"We were an ordinary working-class family... Garry loved cars and music. Every Sunday he would wash his car religiously and mine as well...(now) The light has gone out of our lives-it’s like a piece of jigsaw has been lost forever.”
Helen Newlove, widow of Garry
19-year-old Adam Swellings was sentenced to life and ordered to serve a minimum of 17 years. Jordan Cunliffe, 16, was sentenced to life with a minimum tariff of 12 years. Stephen Sorton, 17, was sentenced to life with a minimum of 15 years. This was reduced to 13 years on appeal.
Swellings and Cunliffe also appealed their convictions. They were both turned down. Cunliffe’s mother argued that it was unfair her son had been convicted through the law of joint enterprise. This meant that he could be found guilty of murder because he watched it happen and failed to act. She argued that Cunliffe suffered from keratoconus, an eye condition that meant his eyesight was impaired. She also believed that the massive publicity over the murder meant the case was rushed and those involved felt under enormous pressure to prove guilt and sentence accordingly.
The murder triggered massive debate everywhere from the papers to Parliament. The leader of the opposition, David Cameron cited the killing as evidence of a ‘Broken Britain’. The key concerns were:
How effective the judicial system was with teenagers;
The lack of parental responsibility for and control of teenagers;
The easy access of teenagers to drugs;
And the availability and acceptance of super strength alcohol and its effects:
“I feel desperate. My officers use vast amounts of time policing alcohol culture."
Peter Fahy, Cheshire Chief Constable
The Newlove family tried as best they could to carry on. But Amy suffered flashbacks of her father’s death and Helen was on medication and couldn’t go back to work. Danielle posted an online tribute
"Rip Dad, I'll miss you so much...You was one big hero who stood up for what was right."
But life moved on. Garry had always told Zoe that she should try modelling because he thought her looks would soon earn her enough to buy him a Ferrari. And in honour of her father, and realising life is short, Zoe managed to earn a place on ‘Britain’s Next Top Model’.
In 2010 Helen was invited to become a Peer in the House of Lords acting on behalf of victims and communities.
“When I went for the induction day I did feel you know very much like Coronation Street Hilda Ogden. What am I doing here, somebody’s going to tell you have come in the wrong door.”
Like Doreen Lawrence, however, Helen was made for the role. In the years since becoming the Victims Commissioner she has toured the country meeting others who are trying to tackle anti-social behaviour. She also meets with youth offenders and talks at schools about the dangers of alcohol abuse.
“I do what I do because I really can’t get my head round he’s gone. I can’t get my head round he had cancer and he didn’t die from cancer; he died from kicks to the head.
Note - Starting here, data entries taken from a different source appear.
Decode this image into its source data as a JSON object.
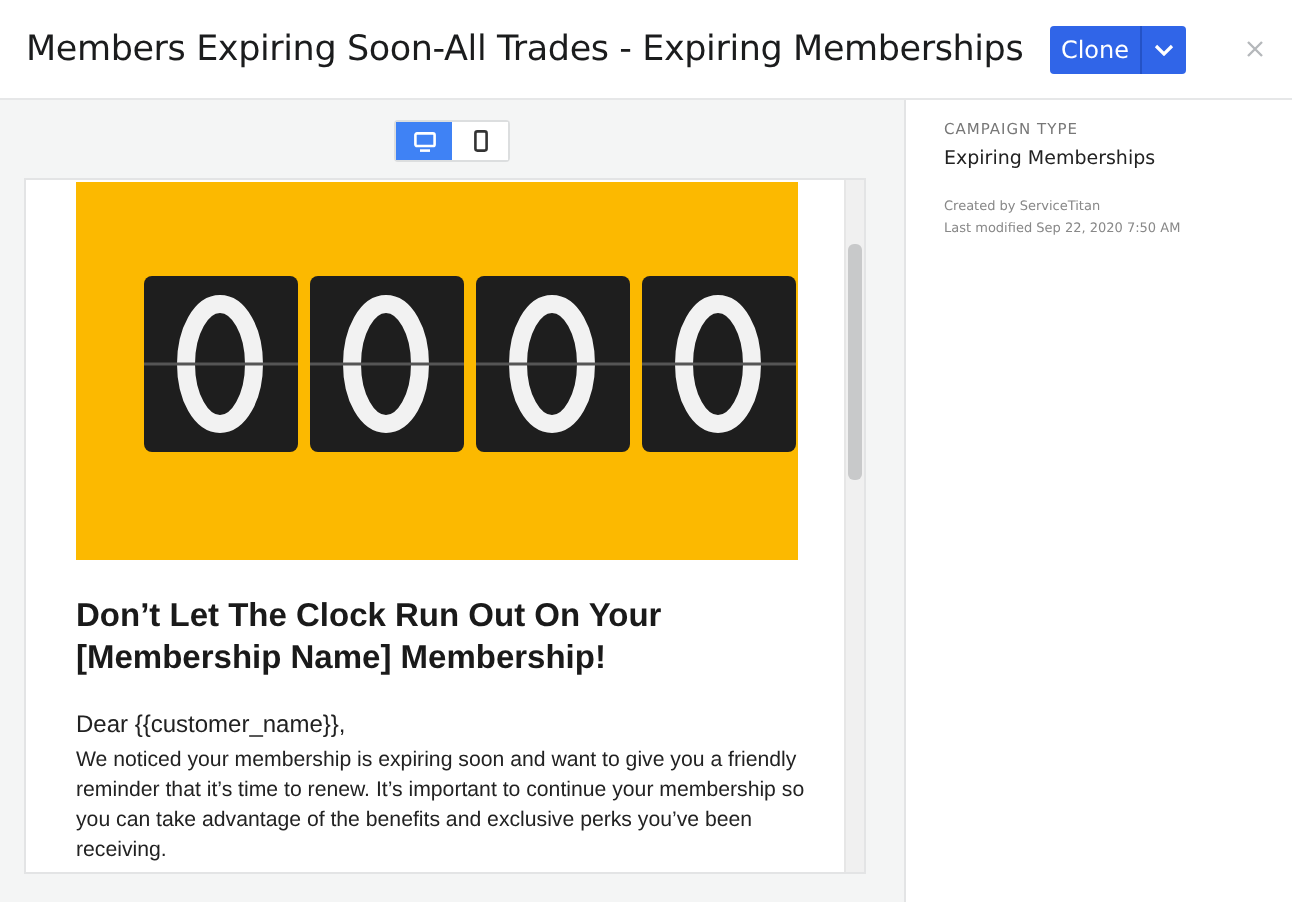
{
  "window": {
    "title": "Members Expiring Soon-All Trades - Expiring Memberships"
  },
  "header_actions": {
    "clone_button": "Clone"
  },
  "view_toggle": [
    {
      "kind": "desktop",
      "selected": true
    },
    {
      "kind": "mobile",
      "selected": false
    }
  ],
  "email_preview": {
    "heading": "Don’t Let The Clock Run Out On Your [Membership Name] Membership!",
    "greeting": "Dear {{customer_name}},",
    "body": "We noticed your membership is expiring soon and want to give you a friendly reminder that it’s time to renew. It’s important to continue your membership so you can take advantage of the benefits and exclusive perks you’ve been receiving."
  },
  "details": {
    "campaign_type_label": "CAMPAIGN TYPE",
    "campaign_type": "Expiring Memberships",
    "created_by": "Created by ServiceTitan",
    "last_modified": "Last modified Sep 22, 2020 7:50 AM"
  }
}
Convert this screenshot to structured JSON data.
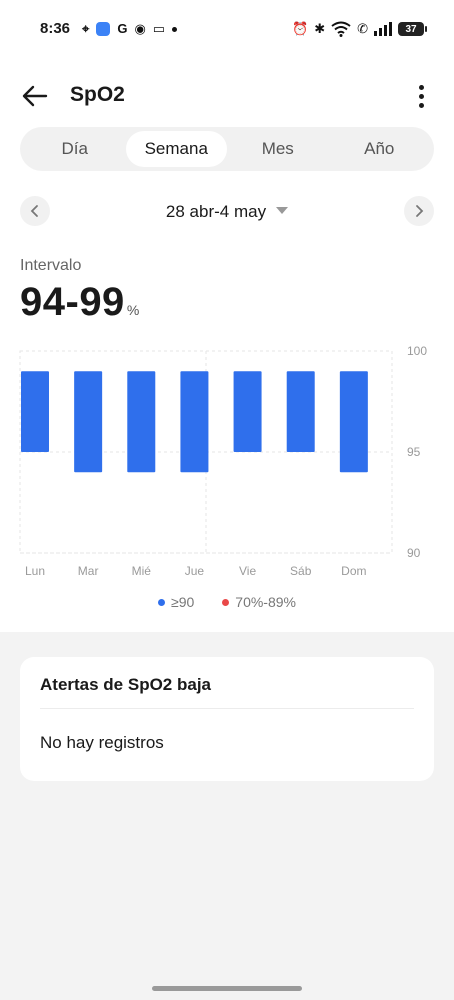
{
  "status_bar": {
    "time": "8:36",
    "battery": "37"
  },
  "header": {
    "title": "SpO2"
  },
  "tabs": [
    {
      "label": "Día",
      "active": false
    },
    {
      "label": "Semana",
      "active": true
    },
    {
      "label": "Mes",
      "active": false
    },
    {
      "label": "Año",
      "active": false
    }
  ],
  "date_nav": {
    "range": "28 abr-4 may"
  },
  "summary": {
    "label": "Intervalo",
    "value": "94-99",
    "unit": "%"
  },
  "colors": {
    "accent": "#2f6fec",
    "low": "#e94848"
  },
  "chart_data": {
    "type": "bar",
    "categories": [
      "Lun",
      "Mar",
      "Mié",
      "Jue",
      "Vie",
      "Sáb",
      "Dom"
    ],
    "series": [
      {
        "name": "≥90",
        "ranges": [
          [
            95,
            99
          ],
          [
            94,
            99
          ],
          [
            94,
            99
          ],
          [
            94,
            99
          ],
          [
            95,
            99
          ],
          [
            95,
            99
          ],
          [
            94,
            99
          ]
        ]
      }
    ],
    "yticks": [
      100,
      95,
      90
    ],
    "ylim": [
      90,
      100
    ],
    "legend": [
      {
        "label": "≥90",
        "color": "#2f6fec"
      },
      {
        "label": "70%-89%",
        "color": "#e94848"
      }
    ]
  },
  "alerts": {
    "title": "Atertas de SpO2 baja",
    "empty_text": "No hay registros"
  }
}
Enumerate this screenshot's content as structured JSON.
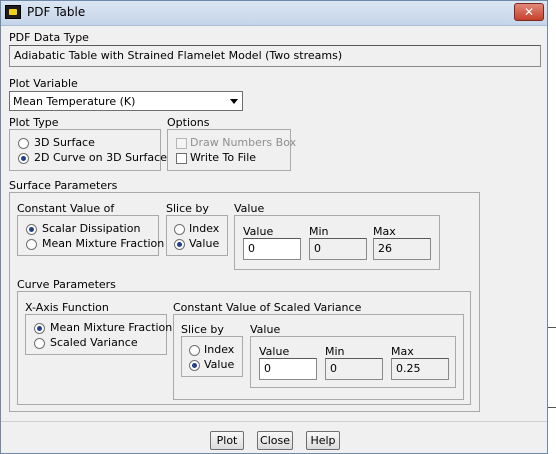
{
  "window": {
    "title": "PDF Table",
    "close_glyph": "✕"
  },
  "pdf_data_type": {
    "label": "PDF Data Type",
    "value": "Adiabatic Table with Strained Flamelet Model (Two streams)"
  },
  "plot_variable": {
    "label": "Plot Variable",
    "selected": "Mean Temperature (K)"
  },
  "plot_type": {
    "label": "Plot Type",
    "options": [
      {
        "label": "3D Surface",
        "selected": false
      },
      {
        "label": "2D Curve on 3D Surface",
        "selected": true
      }
    ]
  },
  "options": {
    "label": "Options",
    "items": [
      {
        "label": "Draw Numbers Box",
        "checked": false,
        "disabled": true
      },
      {
        "label": "Write To File",
        "checked": false,
        "disabled": false
      }
    ]
  },
  "surface_parameters": {
    "label": "Surface Parameters",
    "constant_value_of": {
      "label": "Constant Value of",
      "options": [
        {
          "label": "Scalar Dissipation",
          "selected": true
        },
        {
          "label": "Mean Mixture Fraction",
          "selected": false
        }
      ]
    },
    "slice_by": {
      "label": "Slice by",
      "options": [
        {
          "label": "Index",
          "selected": false
        },
        {
          "label": "Value",
          "selected": true
        }
      ]
    },
    "value_group": {
      "label": "Value",
      "value_label": "Value",
      "min_label": "Min",
      "max_label": "Max",
      "value": "0",
      "min": "0",
      "max": "26"
    }
  },
  "curve_parameters": {
    "label": "Curve Parameters",
    "x_axis_function": {
      "label": "X-Axis Function",
      "options": [
        {
          "label": "Mean Mixture Fraction",
          "selected": true
        },
        {
          "label": "Scaled Variance",
          "selected": false
        }
      ]
    },
    "constant_value_scaled_variance": {
      "label": "Constant Value of Scaled Variance",
      "slice_by": {
        "label": "Slice by",
        "options": [
          {
            "label": "Index",
            "selected": false
          },
          {
            "label": "Value",
            "selected": true
          }
        ]
      },
      "value_group": {
        "label": "Value",
        "value_label": "Value",
        "min_label": "Min",
        "max_label": "Max",
        "value": "0",
        "min": "0",
        "max": "0.25"
      }
    }
  },
  "buttons": {
    "plot": "Plot",
    "close": "Close",
    "help": "Help"
  }
}
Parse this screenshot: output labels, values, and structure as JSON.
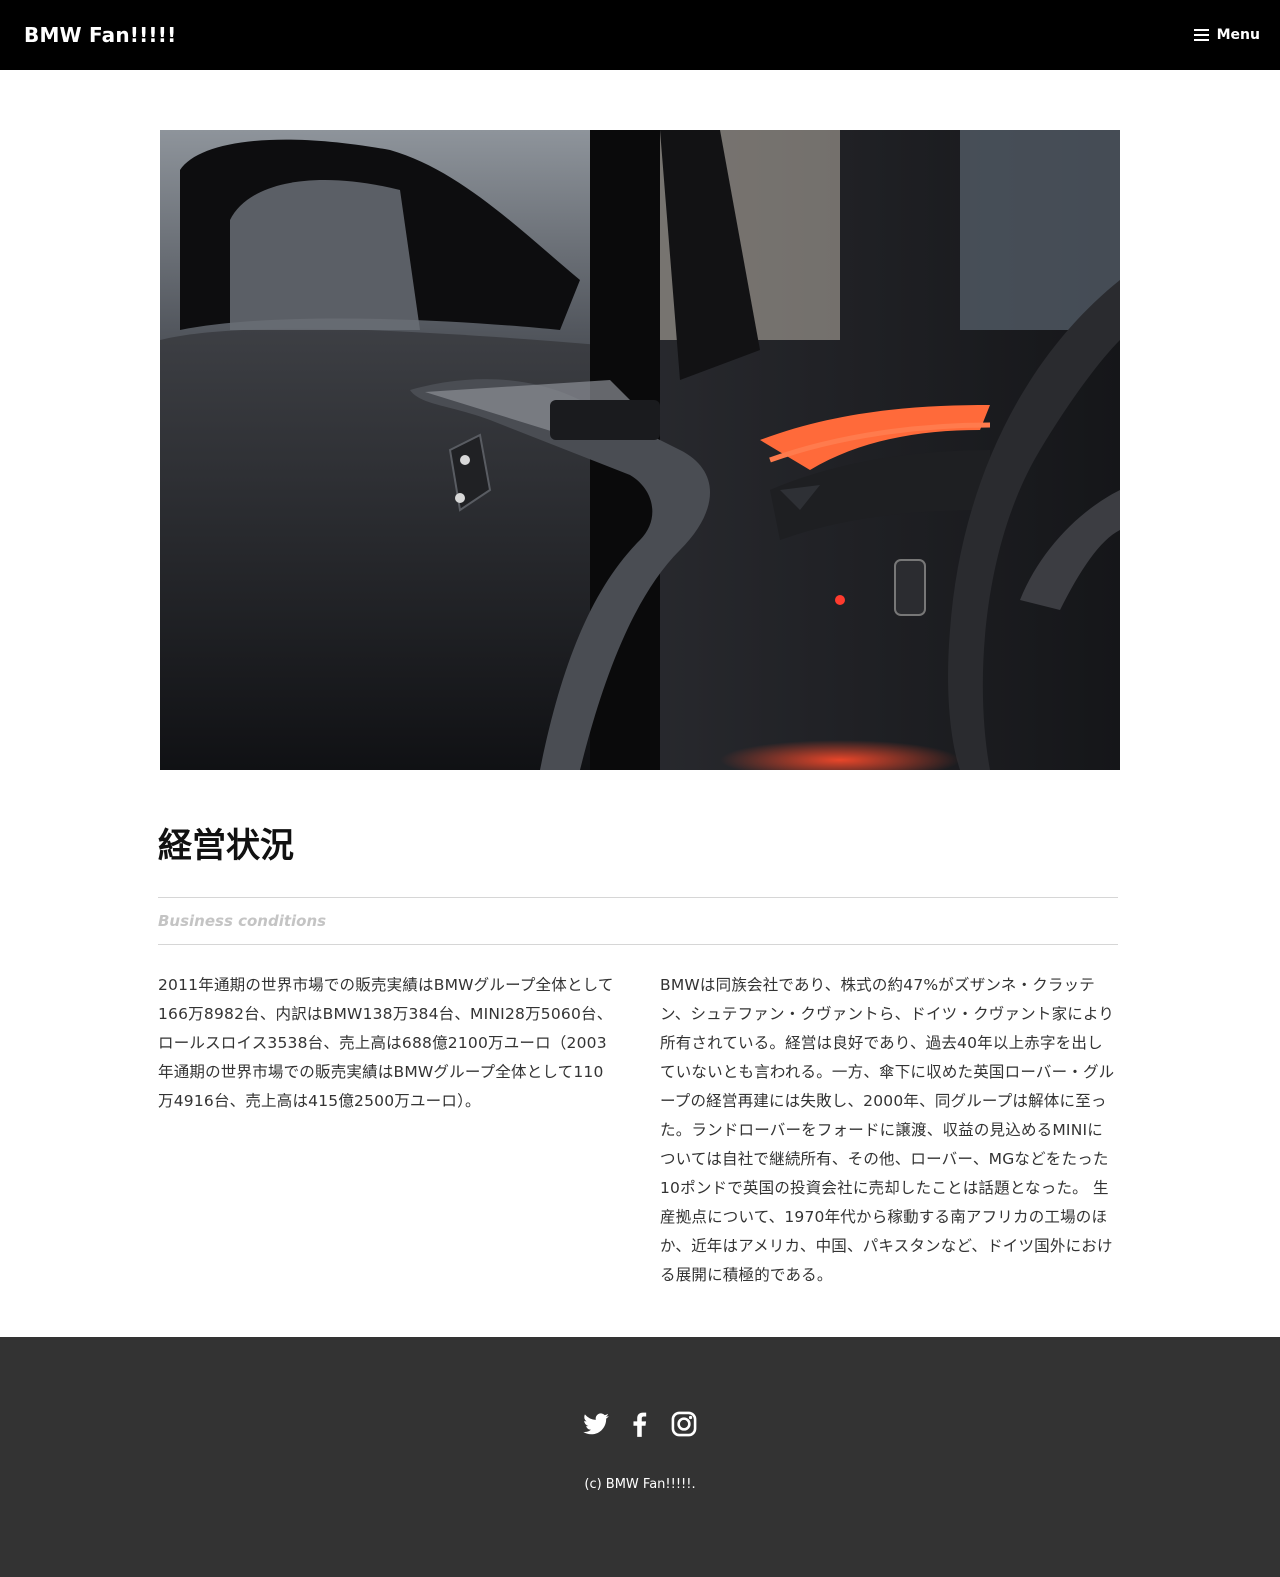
{
  "header": {
    "site_title": "BMW Fan!!!!!",
    "menu_icon": "hamburger-icon",
    "menu_label": "Menu"
  },
  "hero_image": {
    "subject": "car-interior-photo"
  },
  "post": {
    "title": "経営状況",
    "subtitle": "Business conditions",
    "column_left": "2011年通期の世界市場での販売実績はBMWグループ全体として166万8982台、内訳はBMW138万384台、MINI28万5060台、ロールスロイス3538台、売上高は688億2100万ユーロ（2003年通期の世界市場での販売実績はBMWグループ全体として110万4916台、売上高は415億2500万ユーロ）。",
    "column_right": "BMWは同族会社であり、株式の約47%がズザンネ・クラッテン、シュテファン・クヴァントら、ドイツ・クヴァント家により所有されている。経営は良好であり、過去40年以上赤字を出していないとも言われる。一方、傘下に収めた英国ローバー・グループの経営再建には失敗し、2000年、同グループは解体に至った。ランドローバーをフォードに譲渡、収益の見込めるMINIについては自社で継続所有、その他、ローバー、MGなどをたった10ポンドで英国の投資会社に売却したことは話題となった。 生産拠点について、1970年代から稼動する南アフリカの工場のほか、近年はアメリカ、中国、パキスタンなど、ドイツ国外における展開に積極的である。"
  },
  "footer": {
    "social": [
      {
        "icon": "twitter-icon"
      },
      {
        "icon": "facebook-icon"
      },
      {
        "icon": "instagram-icon"
      }
    ],
    "copyright": "(c) BMW Fan!!!!!."
  },
  "colors": {
    "header_bg": "#000000",
    "footer_bg": "#333333",
    "subtitle": "#c4c4c4",
    "accent_light": "#ff5a3c"
  }
}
I do what I do because I don’t want to live in this society that accepts that kind of crime.”
In 2012, in a small ceremony, surrounded by her three daughters, Helen married again.
Five years after Garry’s death, Cheshire police said anti-social behaviour had been reduced stating there’d been a reduction of more than 66% in cases involving the most serious violent crimes.
In August 2013 Helen released a book entitled ‘It Could Happen To You.”
All proceeds go to a victims’ charity.